Scientists at the Helmholtz-Zentrum Dresden-Rossendorf (HZDR) together with colleagues from the Helmholtz-Zentrum Berlin (HZB) and the University of Virginia...

Im Focus: Gamma-ray flashes from plasma filaments

Novel highly efficient and brilliant gamma-ray source: Based on model calculations, physicists of the Max PIanck Institute for Nuclear Physics in Heidelberg propose a novel method for an efficient high-brilliance gamma-ray source. A giant collimated gamma-ray pulse is generated from the interaction of a dense ultra-relativistic electron beam with a thin solid conductor. Energetic gamma-rays are copiously produced as the electron beam splits into filaments while propagating across the conductor. The resulting gamma-ray energy and flux enable novel experiments in nuclear and fundamental physics.

The typical wavelength of light interacting with an object of the microcosm scales with the size of this object. For atoms, this ranges from visible light to...

Im Focus: Basel researchers succeed in cultivating cartilage from stem cells

Stable joint cartilage can be produced from adult stem cells originating from bone marrow. This is made possible by inducing specific molecular processes occurring during embryonic cartilage formation, as researchers from the University and University Hospital of Basel report in the scientific journal PNAS.

Certain mesenchymal stem/stromal cells from the bone marrow of adults are considered extremely promising for skeletal tissue regeneration. These adult stem...
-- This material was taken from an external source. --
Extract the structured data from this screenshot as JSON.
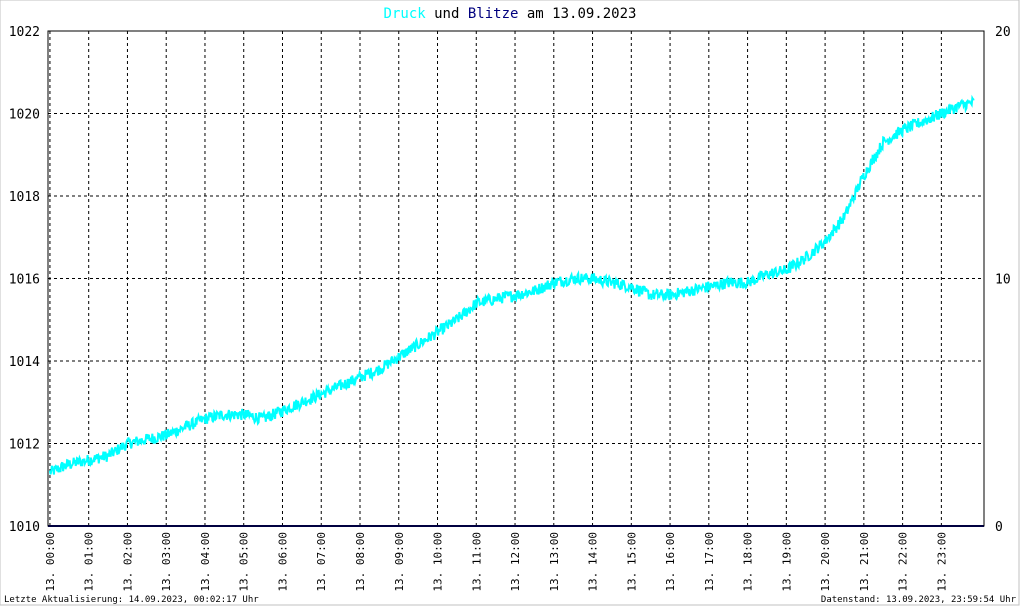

Im Focus: Like a wedge in a hinge

Researchers lay groundwork to tailor drugs for new targets in cancer therapy

In the fight against cancer, scientists are developing new drugs to hit tumor cells at so far unused weak points. Such a “sore spot” is the protein complex...

All Focus news of the innovation-report >>>

Anzeige

Anzeige

VideoLinks
Industry & Economy
Event News

Invitation to the upcoming "Current Topics in Bioinformatics: Big Data in Genomics and Medicine"

13.04.2018 | Event News

Unique scope of UV LED technologies and applications presented in Berlin: ICULTA-2018

12.04.2018 | Event News

IWOLIA: A conference bringing together German Industrie 4.0 and French Industrie du Futur

09.04.2018 | Event News

 
Latest News

Magnetic nano-imaging on a table top

20.04.2018 | Physics and Astronomy

Start of work for the world's largest electric truck

20.04.2018 | Interdisciplinary Research

Atoms may hum a tune from grand cosmic symphony

20.04.2018 | Physics and Astronomy

VideoLinks
Science & Research
Overview of more VideoLinks >>>